Sales of French wine has been held back by confusion over the type of wine being sold, perceptions that the wine is over-priced, and an inability to distinguish between the hundreds of different brands on the market, said panelists during a seminar at Vinexpo Americas 2004, a wine trade fair being held in Chicago.
Also the article goes on to say that the Euro is performing poorly against the dollar and that is why the wine is being out sold by cheaper brands.
Now, I'll admit that buying French wine is more complicated that buying wine from other regions. I'll agree with this statement from the article:
"For the average consumer, the Appellation d'Origine Controllee doesn't mean a thing," Parker said.
"At the supermarket level, American consumers buy by grape varietals."
It's easier to identify a Pinot Noir from Oregon than a Burgundy red, which is the same thing.
But there are some other reasons the article ignores, perhaps on purpose. One is what Steven den Beste points out
The article doesn't contain any acknowledgement that some of the decline might be due to political backlash by ordinary Americans. It is apparently inconceivable that some American wine-drinkers might be consciously boycotting French wine because of France's foreign policy.
His readers apparently agree with him on that point, but also that while forsaking what they are calling "Surrender Juice" they have discovered something else: that other regions make just as good wine for much better prices.
Frankly I would agree. The burgundy made in France may be more refined they say, but I like the taste of the Pinot Noir here in Oregon much better. I've found that Washington, and for that matter Australia, makes Chardonnay much more to my taste than even California, much less France.
But the French would do well to open their eyes and admit that their politics have been detrimental to their economy.
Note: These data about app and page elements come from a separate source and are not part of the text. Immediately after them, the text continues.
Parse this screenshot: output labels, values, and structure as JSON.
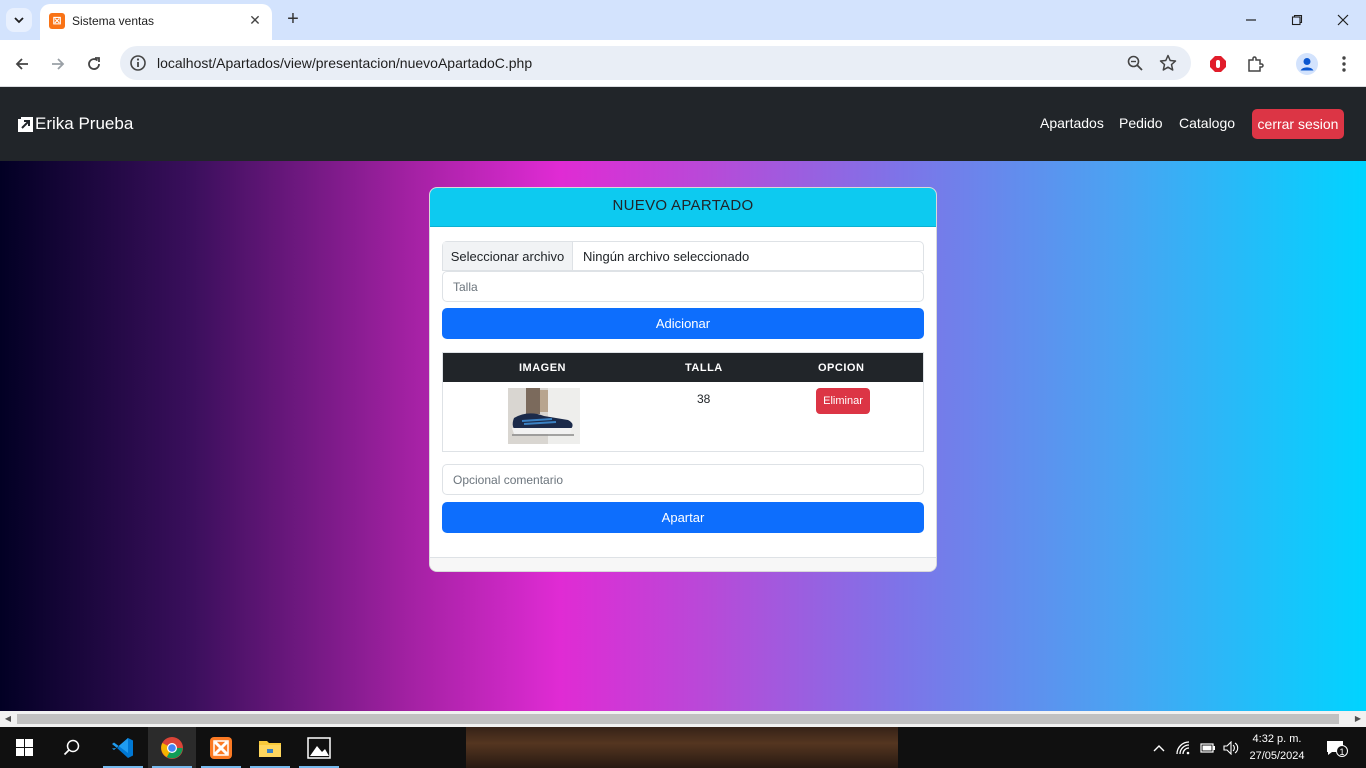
{
  "browser": {
    "tab_title": "Sistema ventas",
    "tab_close": "✕",
    "new_tab": "+",
    "url": "localhost/Apartados/view/presentacion/nuevoApartadoC.php"
  },
  "navbar": {
    "brand": "Erika Prueba",
    "links": [
      "Apartados",
      "Pedido",
      "Catalogo"
    ],
    "logout": "cerrar sesion"
  },
  "card": {
    "title": "NUEVO APARTADO",
    "file_button": "Seleccionar archivo",
    "file_status": "Ningún archivo seleccionado",
    "size_placeholder": "Talla",
    "add_button": "Adicionar",
    "table": {
      "headers": [
        "IMAGEN",
        "TALLA",
        "OPCION"
      ],
      "rows": [
        {
          "image": "shoe-photo",
          "talla": "38",
          "action": "Eliminar"
        }
      ]
    },
    "comment_placeholder": "Opcional comentario",
    "submit_button": "Apartar"
  },
  "taskbar": {
    "time": "4:32 p. m.",
    "date": "27/05/2024",
    "notification_count": "1"
  },
  "colors": {
    "navbar": "#212529",
    "header": "#0dcaf0",
    "primary": "#0d6efd",
    "danger": "#dc3545"
  }
}
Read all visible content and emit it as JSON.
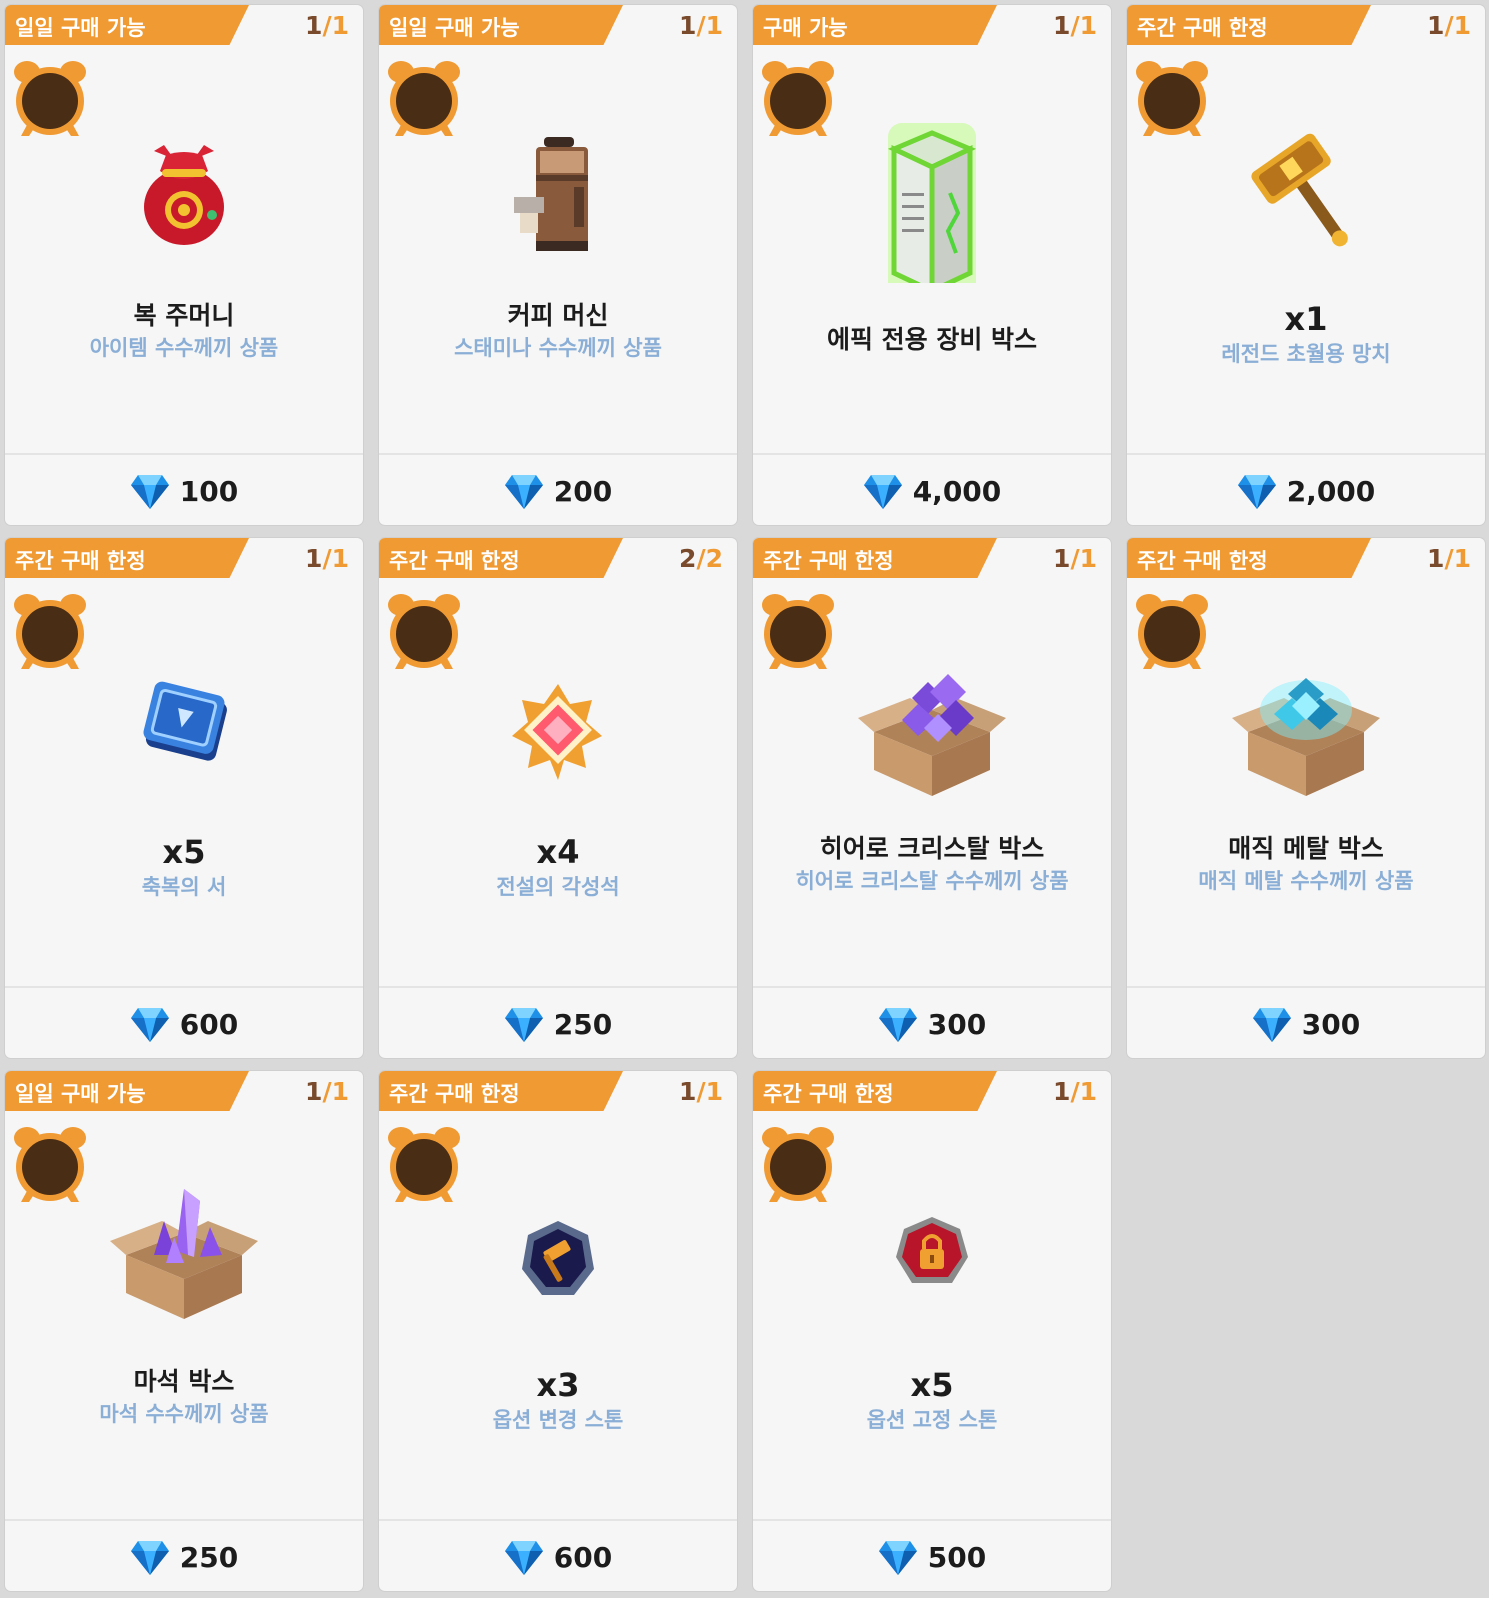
{
  "colors": {
    "tag_bg": "#ef9a33",
    "page_bg": "#d9d9d9",
    "card_bg": "#f6f6f6",
    "subtitle": "#8aaed6",
    "limit_current": "#7a4a2c",
    "limit_max": "#ef9a33",
    "clock": "#4a2d15"
  },
  "currency_icon": "blue-diamond-gem-icon",
  "items": [
    {
      "tag": "일일 구매 가능",
      "limit_current": "1",
      "limit_sep": "/",
      "limit_max": "1",
      "title": "복 주머니",
      "subtitle": "아이템 수수께끼 상품",
      "price": "100",
      "icon": "red-lucky-pouch-icon"
    },
    {
      "tag": "일일 구매 가능",
      "limit_current": "1",
      "limit_sep": "/",
      "limit_max": "1",
      "title": "커피 머신",
      "subtitle": "스태미나 수수께끼 상품",
      "price": "200",
      "icon": "coffee-machine-icon"
    },
    {
      "tag": "구매 가능",
      "limit_current": "1",
      "limit_sep": "/",
      "limit_max": "1",
      "title": "에픽 전용 장비 박스",
      "subtitle": "",
      "price": "4,000",
      "icon": "epic-equipment-box-icon"
    },
    {
      "tag": "주간 구매 한정",
      "limit_current": "1",
      "limit_sep": "/",
      "limit_max": "1",
      "title": "x1",
      "subtitle": "레전드 초월용 망치",
      "price": "2,000",
      "icon": "golden-hammer-icon"
    },
    {
      "tag": "주간 구매 한정",
      "limit_current": "1",
      "limit_sep": "/",
      "limit_max": "1",
      "title": "x5",
      "subtitle": "축복의 서",
      "price": "600",
      "icon": "blue-book-icon"
    },
    {
      "tag": "주간 구매 한정",
      "limit_current": "2",
      "limit_sep": "/",
      "limit_max": "2",
      "title": "x4",
      "subtitle": "전설의 각성석",
      "price": "250",
      "icon": "legendary-awakening-stone-icon"
    },
    {
      "tag": "주간 구매 한정",
      "limit_current": "1",
      "limit_sep": "/",
      "limit_max": "1",
      "title": "히어로 크리스탈 박스",
      "subtitle": "히어로 크리스탈 수수께끼 상품",
      "price": "300",
      "icon": "purple-crystal-box-icon"
    },
    {
      "tag": "주간 구매 한정",
      "limit_current": "1",
      "limit_sep": "/",
      "limit_max": "1",
      "title": "매직 메탈 박스",
      "subtitle": "매직 메탈 수수께끼 상품",
      "price": "300",
      "icon": "cyan-metal-box-icon"
    },
    {
      "tag": "일일 구매 가능",
      "limit_current": "1",
      "limit_sep": "/",
      "limit_max": "1",
      "title": "마석 박스",
      "subtitle": "마석 수수께끼 상품",
      "price": "250",
      "icon": "magic-stone-box-icon"
    },
    {
      "tag": "주간 구매 한정",
      "limit_current": "1",
      "limit_sep": "/",
      "limit_max": "1",
      "title": "x3",
      "subtitle": "옵션 변경 스톤",
      "price": "600",
      "icon": "option-change-stone-icon"
    },
    {
      "tag": "주간 구매 한정",
      "limit_current": "1",
      "limit_sep": "/",
      "limit_max": "1",
      "title": "x5",
      "subtitle": "옵션 고정 스톤",
      "price": "500",
      "icon": "option-lock-stone-icon"
    }
  ]
}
They don't have to give in to the nasty Capitalists pig dogs over here, but they should at least face facts.